Skip Navigation Links 
NOAA logo - Click to go to the NOAA home page National Weather Service   NWS logo - Click to go to the NWS home page
Climate Prediction Center

CPC Search
About Us
   Our Mission
   Who We Are

Contact Us
   CPC Information
   CPC Web Team

HOME > Expert Assessments > Climate Diagnostics Bulletin > Extratropical Highlights
Extratropical Highlights - April 2005

1. Northern Hemisphere

      The 500-hPa circulation during April featured above-average heights from Alaska and eastward to Scandinavia , over the subtropical eastern North Pacific, and across northwestern Africa , and below-average heights over the west-central north Pacific, near Great Britain , and northwestern Russia (Fig. E9). The main surface temperature departures during April included above-average temperatures across Canada and the north-central United States , across both the high latitudes and subtropical latitudes of the North Atlantic , and much of Europe (Fig. E1). The main precipitation anomalies reflected above-average totals in the Inter-Mountain region of the western U.S. , the northeastern U.S. , and both northern and southern Europe (Figs.
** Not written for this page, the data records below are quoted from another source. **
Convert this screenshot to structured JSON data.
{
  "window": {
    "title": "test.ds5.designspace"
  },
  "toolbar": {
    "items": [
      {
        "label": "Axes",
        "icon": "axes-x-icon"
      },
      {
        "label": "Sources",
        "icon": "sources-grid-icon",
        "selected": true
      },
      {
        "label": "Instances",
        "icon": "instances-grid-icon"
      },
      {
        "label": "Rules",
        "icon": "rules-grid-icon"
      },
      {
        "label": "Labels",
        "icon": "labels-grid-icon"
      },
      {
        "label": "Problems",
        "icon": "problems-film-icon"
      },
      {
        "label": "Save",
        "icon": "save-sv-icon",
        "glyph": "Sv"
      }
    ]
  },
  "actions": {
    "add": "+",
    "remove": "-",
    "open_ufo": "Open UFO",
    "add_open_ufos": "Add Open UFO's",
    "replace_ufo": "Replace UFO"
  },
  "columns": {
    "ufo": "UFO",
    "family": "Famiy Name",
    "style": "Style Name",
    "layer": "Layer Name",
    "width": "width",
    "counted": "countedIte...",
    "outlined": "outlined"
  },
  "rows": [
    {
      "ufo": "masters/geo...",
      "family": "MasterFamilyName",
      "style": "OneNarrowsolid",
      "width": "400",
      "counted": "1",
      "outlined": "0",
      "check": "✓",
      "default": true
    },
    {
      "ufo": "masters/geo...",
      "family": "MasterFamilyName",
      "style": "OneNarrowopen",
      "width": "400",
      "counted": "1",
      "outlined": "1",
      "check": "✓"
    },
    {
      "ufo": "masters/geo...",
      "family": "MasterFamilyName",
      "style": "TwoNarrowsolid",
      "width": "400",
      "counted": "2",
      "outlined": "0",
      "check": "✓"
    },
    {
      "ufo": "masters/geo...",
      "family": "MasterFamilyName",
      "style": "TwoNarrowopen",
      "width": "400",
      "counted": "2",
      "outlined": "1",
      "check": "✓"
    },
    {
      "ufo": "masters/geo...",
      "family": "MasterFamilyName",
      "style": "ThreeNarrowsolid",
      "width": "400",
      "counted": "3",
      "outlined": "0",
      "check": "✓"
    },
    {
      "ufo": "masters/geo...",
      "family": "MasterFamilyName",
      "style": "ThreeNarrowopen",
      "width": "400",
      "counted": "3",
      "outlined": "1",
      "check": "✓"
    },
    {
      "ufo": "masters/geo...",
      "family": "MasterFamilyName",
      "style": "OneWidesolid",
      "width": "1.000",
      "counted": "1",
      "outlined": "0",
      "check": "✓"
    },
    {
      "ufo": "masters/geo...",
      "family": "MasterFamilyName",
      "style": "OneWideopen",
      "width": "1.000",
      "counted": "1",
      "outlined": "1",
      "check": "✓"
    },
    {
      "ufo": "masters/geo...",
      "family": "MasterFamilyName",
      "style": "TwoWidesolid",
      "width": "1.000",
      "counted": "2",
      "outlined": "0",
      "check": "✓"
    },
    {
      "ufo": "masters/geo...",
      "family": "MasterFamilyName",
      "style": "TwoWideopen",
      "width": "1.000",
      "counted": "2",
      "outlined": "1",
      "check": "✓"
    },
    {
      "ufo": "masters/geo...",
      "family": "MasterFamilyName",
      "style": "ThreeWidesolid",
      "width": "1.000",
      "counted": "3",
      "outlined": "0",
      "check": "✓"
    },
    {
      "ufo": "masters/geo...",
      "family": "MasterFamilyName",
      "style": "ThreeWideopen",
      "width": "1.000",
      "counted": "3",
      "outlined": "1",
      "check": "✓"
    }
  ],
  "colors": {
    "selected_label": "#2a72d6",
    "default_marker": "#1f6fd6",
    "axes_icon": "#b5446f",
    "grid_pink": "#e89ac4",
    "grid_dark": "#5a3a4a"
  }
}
E3, E5, E6).

a. North America

The main 500-hPa circulation anomalies affecting North America during April included above-average heights across Alaska and Canada , and in the subtropics over the extreme eastern North Pacific, and below-average heights off the west coast of California (Fig. E9). This pattern led to well above-average temperatures across Canada , with the largest departures exceeding 3C observed in central Canada and exceeding 2C across eastern Canada (Fig. E1).

Farther south anomalous southwesterly flow and a series of upper-level trough passages affected California and the Inter-Mountain regions of the United States during the month (Fig. E12). These conditions resulted in above-average precipitation in both regions, with area-averaged totals exceeding the 90th percentile of occurrences in the Inter-Mountain region, and approaching the 70th percentile in southern California (Fig. E5). The Inter-Mountain region has received well above-average precipitation each month since October 2004, which has either dissipated or significantly alleviated long-term drought conditions throughout the region.


b. North Atlantic and Europe

The 500-hPa circulation also featured positive height anomalies over the high latitudes of the North Atlantic and over northwestern Africa , and negative anomalies west of Great Britain (Fig. E9). This pattern was associated with increased storminess and above-average precipitation across both northern and southern Europe , with totals in portions of northern Europe exceeding the 90th percentile of occurrences (Fig. E3).

Exceptionally warm SSTs were again observed throughout the high latitudes and subtropical latitudes of the North Atlantic , with departures in both regions exceeding the 90th percentile (Figs. T18, E1). This anomaly pattern reflects the ongoing warm phase of the Atlantic multi-decadal mode that began approximately in 1995 (Goldenberg et al. Science, 2001). The anomalous warmth, combined with the enhanced southwesterly flow into northern Europe , resulted in a continuation of above-average temperatures across much the continent (Fig. E1).


2. Southern Hemisphere

     The mean 500-hPa circulation during April featured generally above-average heights in the middle latitudes, and below-average heights at high latitudes (Fig. E15). The above-average heights across southern Australia were very persistent (Fig. E17), and contributed to exceptionally warm and dry conditions throughout the continent (Figs. E1, E3). Much of Australia experienced temperatures in the highest 90th percentile of occurrences (Fig. E1), and precipitation departures in the lowest 30th percentile (Fig. E3). The most significant precipitation deficits were observed in southeastern Australia , where monthly totals were below the 10th percentile of occurrences.


NOAA/ National Weather Service
National Centers for Environmental Prediction
Climate Prediction Center
5200 Auth Road
Camp Springs, Maryland 20746
Climate Prediction Center Web Team
Disclaimer Privacy Notice